The stance of the European trio, which represents the European Union, dramatically differs from Russia's position on the issue. The Kremlin believes that sanctions should be specific and cover only the sectors that worry the International Atomic Energy Agency, namely uranium enrichment, chemical reprocessing, heavy-water projects, and the production of delivery vehicles for nuclear weapons.
In a recent interview with Mexican publisher Mario Vasquez Rana, Russian President Vladimir Putin wrote that Russia's stance on the solution of the Iranian problem was aimed at encouraging Tehran to talk with the IAEA in order to clarify the agency's questions and therefore restore the world's trust in the peaceful nature of its nuclear program. The Kremlin's logic is clear.
The European project, however, has a wider reach and stipulates a ban on trade with Iran in all spheres connected with its nuclear and missile programs, denial of visas to some Iranian officials, and a freeze on their funds and the funds of some Iranian companies abroad.
Moscow is unlikely to accept this stance, primarily because this loose wording could be used to include sanctions on the nuclear power plant in Bushehr, which is being built with Russian assistance, and other spheres.
The six nations badly need to come to an agreement on the problem of Iran to draft an acceptable resolution and save the reputation of the Security Council.
Their meetings are becoming increasingly farcical. More than three months have passed since the August 31 deadline by which Tehran should have stopped work on its first cascade of 164 uranium enrichment centrifuges. Since then, Iran has put into operation (although with a two-month delay) a second cascade.
Tehran has announced that it intends to complete its nuclear research program by the Iranian New Year on March 21. This involves the assembly of a cascade of 3,000 centrifuges, which it needs for the commercial stage of uranium enrichment. Russian and foreign experts believe that these centrifuges will enable Iran to create five to seven nuclear charges within 12 months.
Iranian President Mahmoud Ahmadinejad has announced plans to receive the first batch of enriched uranium after commissioning 60,000 centrifuges.
The Natanz nuclear facility, where Iran is enriching uranium, is designed to accommodate only 54,000 centrifuges, but experts say that would be enough to create a nuclear bomb within two weeks.
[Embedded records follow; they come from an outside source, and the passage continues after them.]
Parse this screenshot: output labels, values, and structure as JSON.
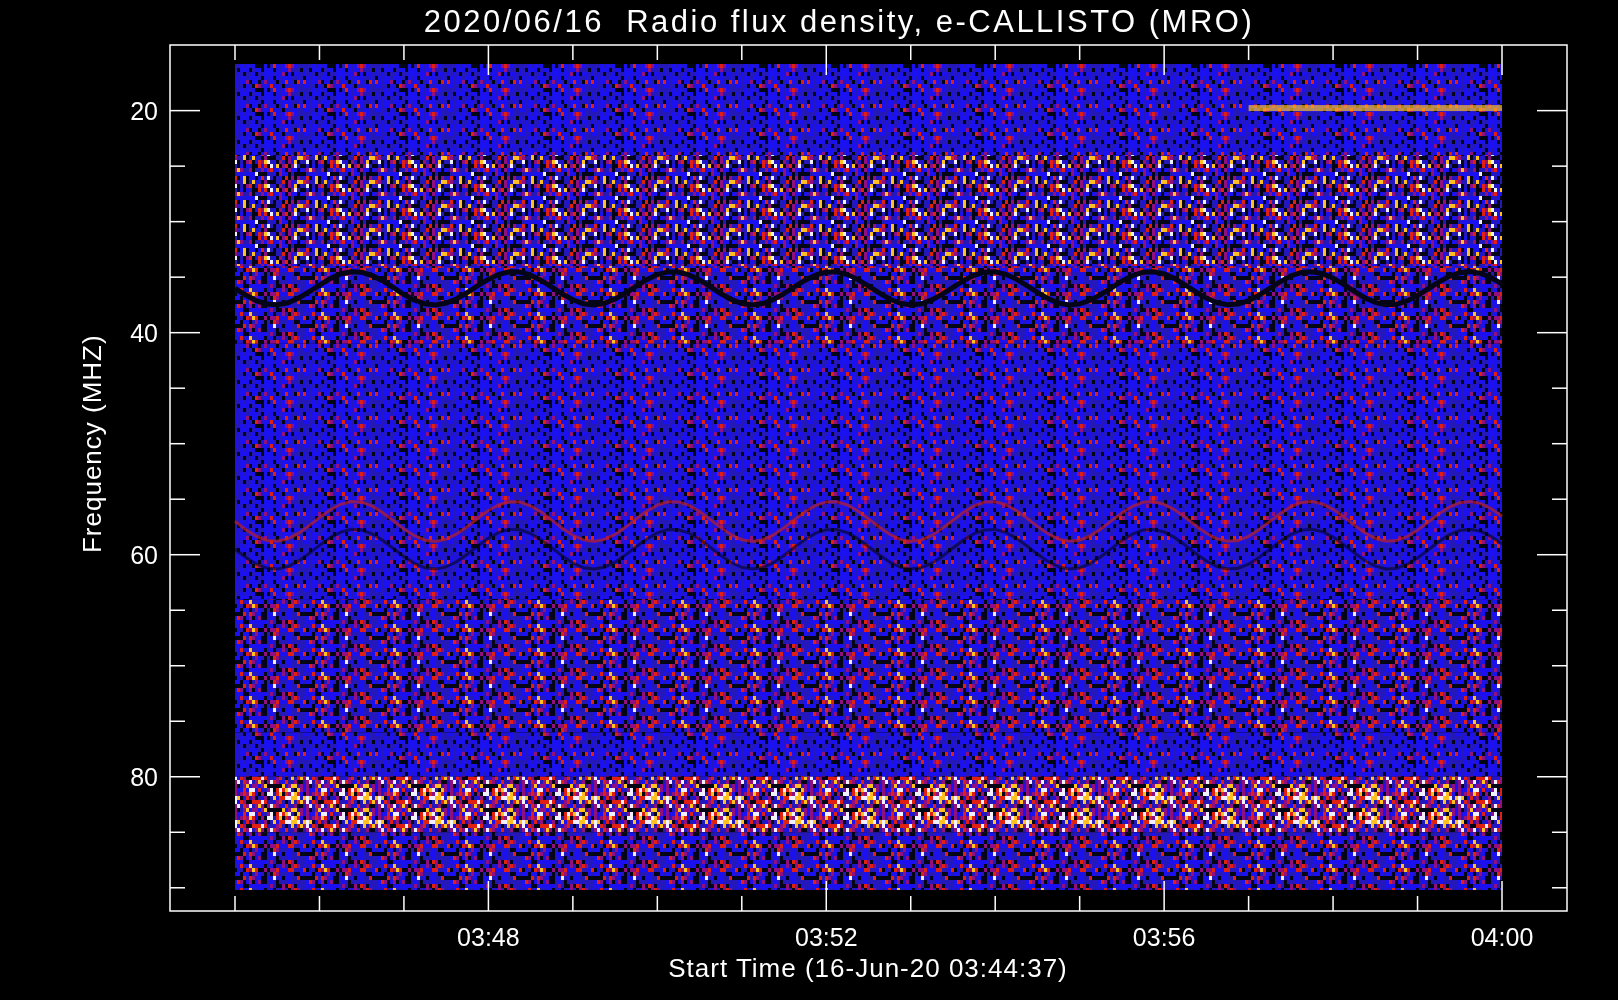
{
  "title": "2020/06/16  Radio flux density, e-CALLISTO (MRO)",
  "y_axis": {
    "label": "Frequency (MHZ)",
    "ticks": [
      "20",
      "40",
      "60",
      "80"
    ]
  },
  "x_axis": {
    "label": "Start Time (16-Jun-20 03:44:37)",
    "ticks": [
      "03:48",
      "03:52",
      "03:56",
      "04:00"
    ]
  }
}
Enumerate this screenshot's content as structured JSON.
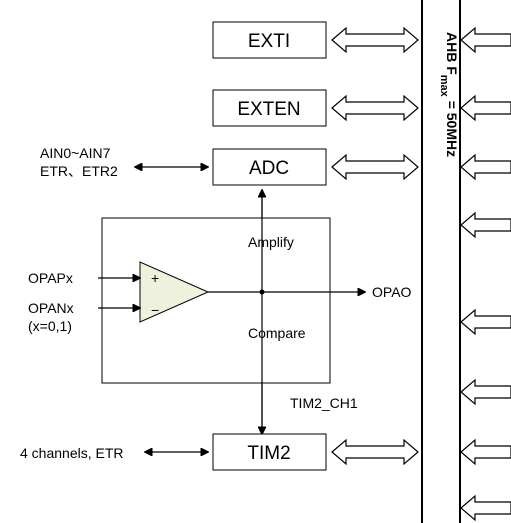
{
  "bus": {
    "label": "AHB  F",
    "sub": "max",
    "eq": " = 50MHz"
  },
  "blocks": {
    "exti": "EXTI",
    "exten": "EXTEN",
    "adc": "ADC",
    "tim2": "TIM2"
  },
  "adc_pins": {
    "line1": "AIN0~AIN7",
    "line2": "ETR、ETR2"
  },
  "opamp": {
    "p_in": "OPAPx",
    "n_in": "OPANx",
    "n_note": "(x=0,1)",
    "out": "OPAO",
    "amp_lbl": "Amplify",
    "cmp_lbl": "Compare",
    "plus": "+",
    "minus": "−"
  },
  "tim2_ch": "TIM2_CH1",
  "tim2_pins": "4 channels, ETR"
}
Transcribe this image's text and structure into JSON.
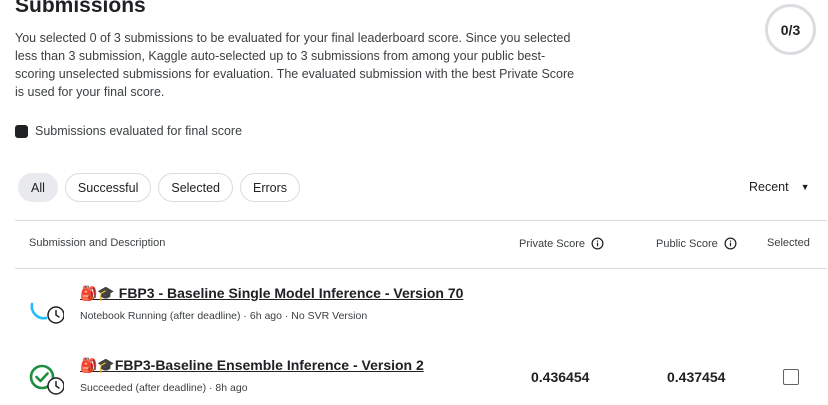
{
  "header": {
    "title": "Submissions",
    "description": "You selected 0 of 3 submissions to be evaluated for your final leaderboard score. Since you selected less than 3 submission, Kaggle auto-selected up to 3 submissions from among your public best-scoring unselected submissions for evaluation. The evaluated submission with the best Private Score is used for your final score.",
    "counter": "0/3"
  },
  "legend": {
    "label": "Submissions evaluated for final score"
  },
  "filters": [
    {
      "label": "All",
      "active": true
    },
    {
      "label": "Successful",
      "active": false
    },
    {
      "label": "Selected",
      "active": false
    },
    {
      "label": "Errors",
      "active": false
    }
  ],
  "sort": {
    "label": "Recent"
  },
  "table": {
    "headers": {
      "submission": "Submission and Description",
      "private": "Private Score",
      "public": "Public Score",
      "selected": "Selected"
    },
    "rows": [
      {
        "emoji": "🎒🎓",
        "title": " FBP3 - Baseline Single Model Inference - Version 70",
        "subtitle": "Notebook Running (after deadline) · 6h ago · No SVR Version",
        "status": "running",
        "private_score": "",
        "public_score": ""
      },
      {
        "emoji": "🎒🎓",
        "title": "FBP3-Baseline Ensemble Inference - Version 2",
        "subtitle": "Succeeded (after deadline) · 8h ago",
        "status": "succeeded",
        "private_score": "0.436454",
        "public_score": "0.437454"
      }
    ]
  },
  "colors": {
    "running": "#20beff",
    "succeeded": "#1e8e3e",
    "text": "#202124"
  }
}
They also say the Natanz facility could reach its designed capacity in five to seven years.
Many Russian experts, however, think that Iran is bluffing when it speaks about turning on 3,000 centrifuges in March 2007. It could do this if it has bought the required number of centrifuges, but that is unlikely. Tehran is likely overstating its technical possibilities.
Russian expert Alexei Arbatov said it is inevitable that Iran will master the uranium enrichment technology. Perhaps the world should discuss with Tehran the scale and technological standards of its enrichment project rather than trying to halt it altogether? Maybe it should ask Tehran to stop at 1,000 centrifuges while there is still time? This compromise would allow Iran to carry on its nuclear research while also allaying global concerns about its nuclear program.
Nevertheless, these are nothing more than assumptions, and Iran has demonstrated its readiness to harness nuclear energy at all costs and despite the possibility of sanctions.
"Iran has made a crucial decision and is moving honorably along its chosen path," Ahmadinejad has said. According to the Iranian president, the people of his country will not only "rebuild Iran and propel it to the pinnacles of success, but will also open the door to freedom for other nations."